## Collection entries
**********

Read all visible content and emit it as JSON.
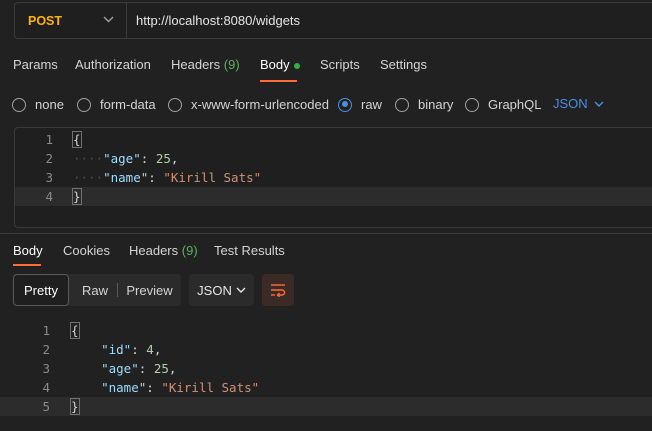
{
  "request": {
    "method": "POST",
    "url": "http://localhost:8080/widgets"
  },
  "request_tabs": [
    {
      "label": "Params"
    },
    {
      "label": "Authorization"
    },
    {
      "label": "Headers",
      "count": "(9)"
    },
    {
      "label": "Body",
      "active": true
    },
    {
      "label": "Scripts"
    },
    {
      "label": "Settings"
    }
  ],
  "body_types": [
    {
      "label": "none"
    },
    {
      "label": "form-data"
    },
    {
      "label": "x-www-form-urlencoded"
    },
    {
      "label": "raw",
      "checked": true
    },
    {
      "label": "binary"
    },
    {
      "label": "GraphQL"
    }
  ],
  "body_format": "JSON",
  "request_body_lines": [
    {
      "n": "1",
      "text": "{"
    },
    {
      "n": "2",
      "key": "\"age\"",
      "value": "25",
      "value_type": "num",
      "comma": true
    },
    {
      "n": "3",
      "key": "\"name\"",
      "value": "\"Kirill Sats\"",
      "value_type": "str",
      "comma": false
    },
    {
      "n": "4",
      "text": "}"
    }
  ],
  "response_tabs": [
    {
      "label": "Body",
      "active": true
    },
    {
      "label": "Cookies"
    },
    {
      "label": "Headers",
      "count": "(9)"
    },
    {
      "label": "Test Results"
    }
  ],
  "view_modes": [
    {
      "label": "Pretty",
      "active": true
    },
    {
      "label": "Raw"
    },
    {
      "label": "Preview"
    }
  ],
  "response_format": "JSON",
  "response_body_lines": [
    {
      "n": "1",
      "text": "{"
    },
    {
      "n": "2",
      "key": "\"id\"",
      "value": "4",
      "value_type": "num",
      "comma": true
    },
    {
      "n": "3",
      "key": "\"age\"",
      "value": "25",
      "value_type": "num",
      "comma": true
    },
    {
      "n": "4",
      "key": "\"name\"",
      "value": "\"Kirill Sats\"",
      "value_type": "str",
      "comma": false
    },
    {
      "n": "5",
      "text": "}"
    }
  ],
  "colors": {
    "method": "#ffb400",
    "accent": "#ff6c37",
    "link": "#4a8ee6",
    "count": "#5ab45a",
    "body_dot": "#2fb344"
  }
}
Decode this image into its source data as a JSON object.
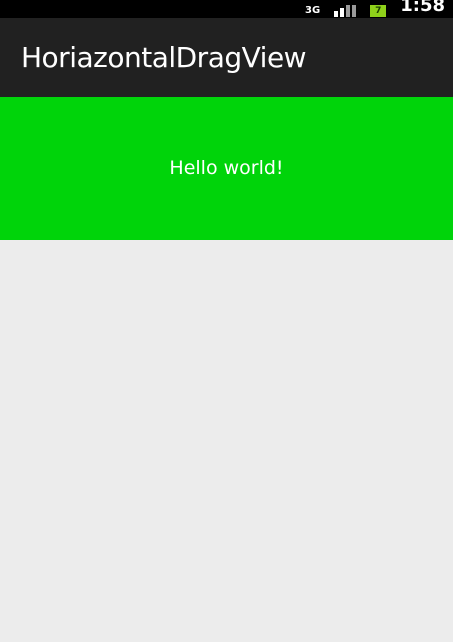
{
  "status_bar": {
    "network_label": "3G",
    "battery_label": "7",
    "time": "1:58"
  },
  "action_bar": {
    "title": "HoriazontalDragView"
  },
  "main": {
    "hello_text": "Hello world!",
    "panel_color": "#00d40a"
  },
  "icons": {
    "network": "network-type-icon",
    "signal": "signal-strength-icon",
    "battery": "battery-icon"
  }
}
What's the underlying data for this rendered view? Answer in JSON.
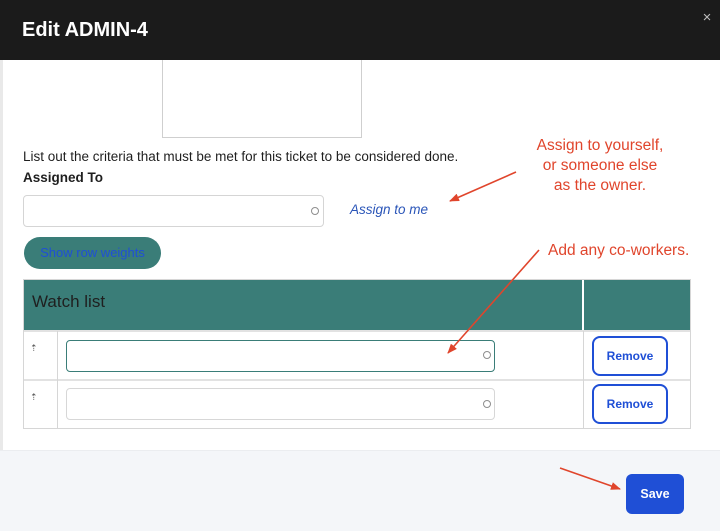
{
  "dialog": {
    "title": "Edit ADMIN-4",
    "close_glyph": "×"
  },
  "form": {
    "criteria_help": "List out the criteria that must be met for this ticket to be considered done.",
    "assigned_label": "Assigned To",
    "assignee_value": "",
    "assign_me_label": "Assign to me",
    "show_weights_label": "Show row weights"
  },
  "watch_list": {
    "header": "Watch list",
    "rows": [
      {
        "handle": "⇡",
        "value": "",
        "remove_label": "Remove",
        "focused": true
      },
      {
        "handle": "⇡",
        "value": "",
        "remove_label": "Remove",
        "focused": false
      }
    ]
  },
  "footer": {
    "save_label": "Save"
  },
  "annotations": {
    "assign_lines": [
      "Assign to yourself,",
      "or someone else",
      "as the owner."
    ],
    "coworkers": "Add any co-workers.",
    "color": "#e0452c"
  },
  "colors": {
    "titlebar": "#1b1b1b",
    "accent_teal": "#3a7d78",
    "primary_blue": "#1f4fd6",
    "link_blue": "#2a55b8"
  },
  "icons": {
    "close": "close-icon",
    "input_status": "circle-icon",
    "drag": "drag-handle-icon"
  }
}
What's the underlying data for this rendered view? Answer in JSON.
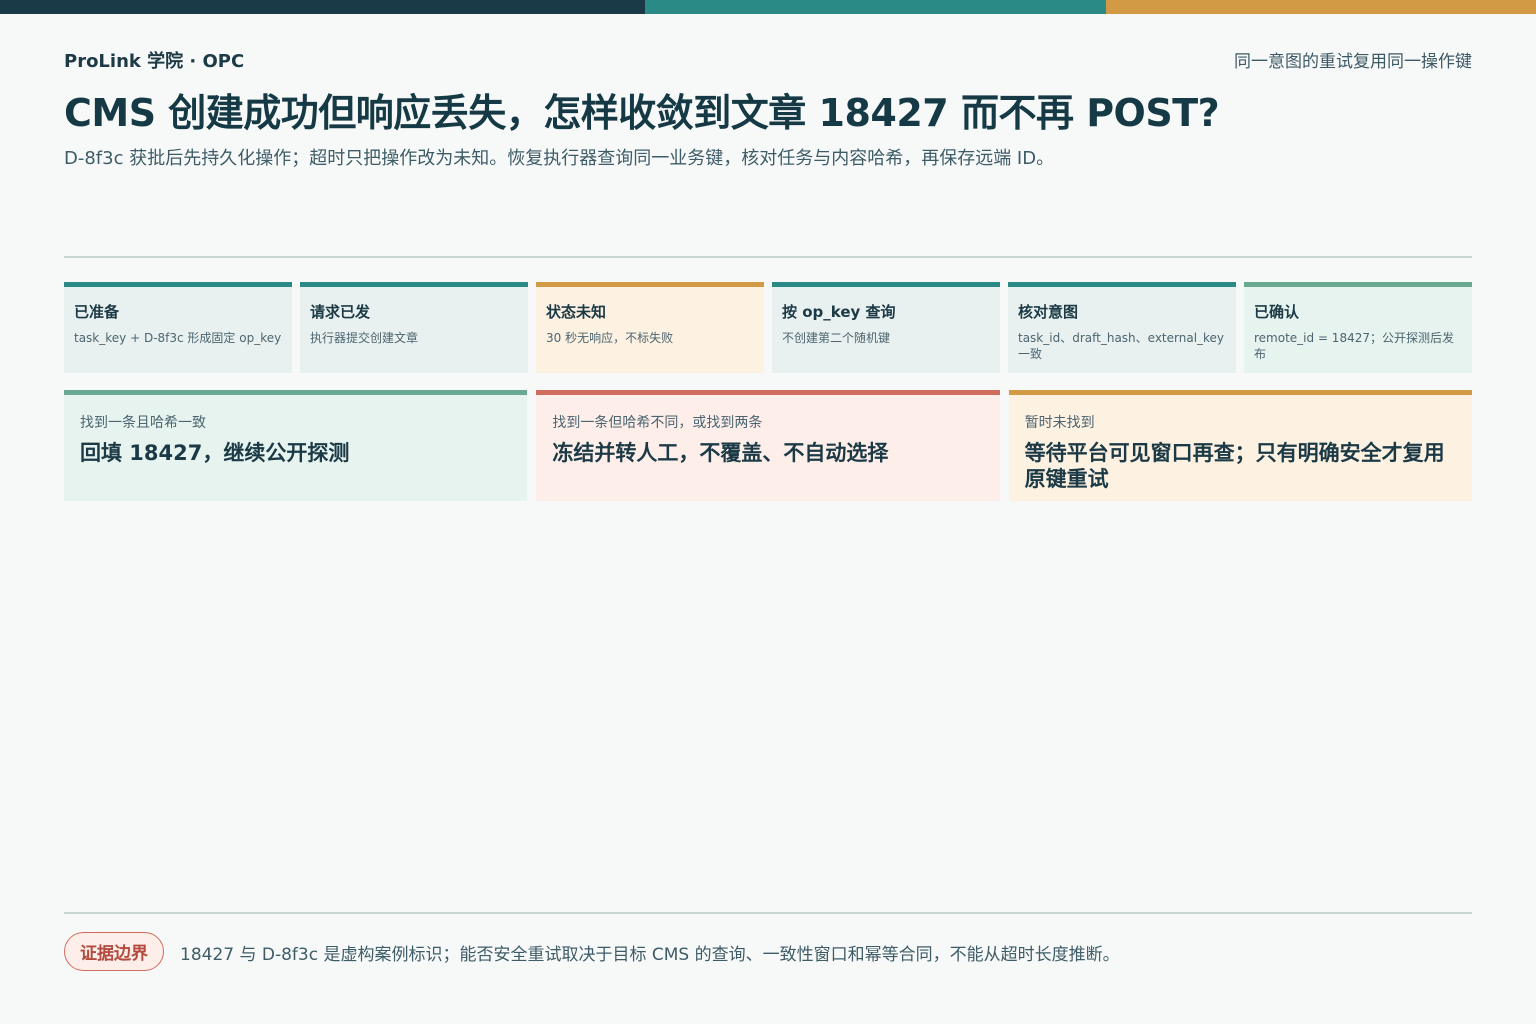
{
  "header": {
    "brand": "ProLink 学院 · OPC",
    "note": "同一意图的重试复用同一操作键",
    "title": "CMS 创建成功但响应丢失，怎样收敛到文章 18427 而不再 POST?",
    "subtitle": "D-8f3c 获批后先持久化操作；超时只把操作改为未知。恢复执行器查询同一业务键，核对任务与内容哈希，再保存远端 ID。"
  },
  "colors": {
    "navy": "#1b3a47",
    "teal": "#2a8b86",
    "amber": "#d39a45",
    "green": "#6aa891",
    "red": "#d16d5e"
  },
  "steps": [
    {
      "title": "已准备",
      "desc": "task_key + D-8f3c 形成固定 op_key"
    },
    {
      "title": "请求已发",
      "desc": "执行器提交创建文章"
    },
    {
      "title": "状态未知",
      "desc": "30 秒无响应，不标失败"
    },
    {
      "title": "按 op_key 查询",
      "desc": "不创建第二个随机键"
    },
    {
      "title": "核对意图",
      "desc": "task_id、draft_hash、external_key 一致"
    },
    {
      "title": "已确认",
      "desc": "remote_id = 18427；公开探测后发布"
    }
  ],
  "outcomes": [
    {
      "condition": "找到一条且哈希一致",
      "action": "回填 18427，继续公开探测"
    },
    {
      "condition": "找到一条但哈希不同，或找到两条",
      "action": "冻结并转人工，不覆盖、不自动选择"
    },
    {
      "condition": "暂时未找到",
      "action": "等待平台可见窗口再查；只有明确安全才复用原键重试"
    }
  ],
  "footer": {
    "badge": "证据边界",
    "note": "18427 与 D-8f3c 是虚构案例标识；能否安全重试取决于目标 CMS 的查询、一致性窗口和幂等合同，不能从超时长度推断。"
  }
}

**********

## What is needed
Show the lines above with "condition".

## Exercise response
      "condition": "找到一条且哈希一致",
      "condition": "找到一条但哈希不同，或找到两条",
      "condition": "暂时未找到",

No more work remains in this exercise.